While Zare and his team don’t know exactly what’s happening, they hypothesise that the effect can be explained by three phenomena: increased hydroxyl ion concentration, a very large electric field at the air water interface and a lack of 3D hydrogen bonding. ‘Where can you gain an electron from water?’ asks Zare. ‘The answer, I believe, is the hydroxyl anion.’
All living organisms on Earth use enzymes to catalyse their metabolic pathways, but when life began, enzymes were absent. This puzzle has led scientists to suggest the existence of a nonenzymatic metabolic pathway. ‘We’ve already done work showing that sugars and phosphoric acid, which do not themselves react, in droplets will form things like ribose-phosphate.

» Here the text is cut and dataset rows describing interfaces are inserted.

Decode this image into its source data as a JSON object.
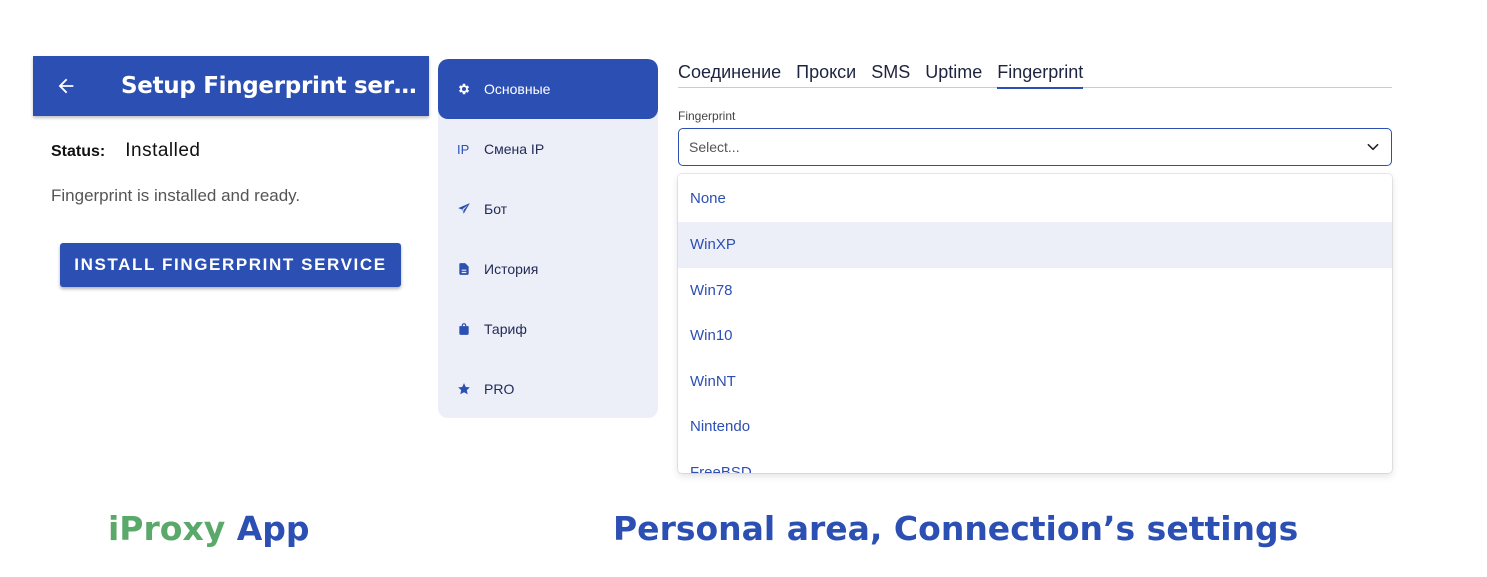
{
  "app": {
    "title": "Setup Fingerprint servi...",
    "status_label": "Status:",
    "status_value": "Installed",
    "description": "Fingerprint is installed and ready.",
    "install_button": "INSTALL FINGERPRINT SERVICE",
    "back_icon": "arrow-left-icon"
  },
  "sidebar": {
    "items": [
      {
        "label": "Основные",
        "icon": "gear-icon",
        "active": true
      },
      {
        "label": "Смена IP",
        "icon_text": "IP"
      },
      {
        "label": "Бот",
        "icon": "paper-plane-icon"
      },
      {
        "label": "История",
        "icon": "document-icon"
      },
      {
        "label": "Тариф",
        "icon": "bag-icon"
      },
      {
        "label": "PRO",
        "icon": "star-icon"
      }
    ]
  },
  "tabs": [
    {
      "label": "Соединение"
    },
    {
      "label": "Прокси"
    },
    {
      "label": "SMS"
    },
    {
      "label": "Uptime"
    },
    {
      "label": "Fingerprint",
      "active": true
    }
  ],
  "fingerprint": {
    "label": "Fingerprint",
    "placeholder": "Select...",
    "options": [
      "None",
      "WinXP",
      "Win78",
      "Win10",
      "WinNT",
      "Nintendo",
      "FreeBSD"
    ],
    "highlighted": "WinXP"
  },
  "captions": {
    "app_part1": "iProxy",
    "app_part2": " App",
    "area": "Personal area, Connection’s settings"
  },
  "colors": {
    "primary": "#2c4fb3",
    "sidebar_bg": "#eceef8",
    "caption_green": "#5ba86b"
  }
}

So we’ve seen that droplets have this power of doing chemistry,’ says Zare.
The team also believes that this effect may offer a potential new way to do green chemistry. By using a mist, large scale reduction could be made possible using nothing more than water.
‘If you take a one litre beaker and fill it with water, and you make one micron droplets of all the water, you’ll have something like 3000m2 of surface area… about half of a soccer field,’ says Zare.
‘[This work] shows that water surfaces have this special chemical ability or affinity to promote chemical reactions that we don’t see in bulk water,’ comments Ilan Benjamin, a chemist at the University of California, Santa Cruz in the US, who was not involved in the research. ‘This has many implications for atmospheric chemistry and probably even the origin of life.’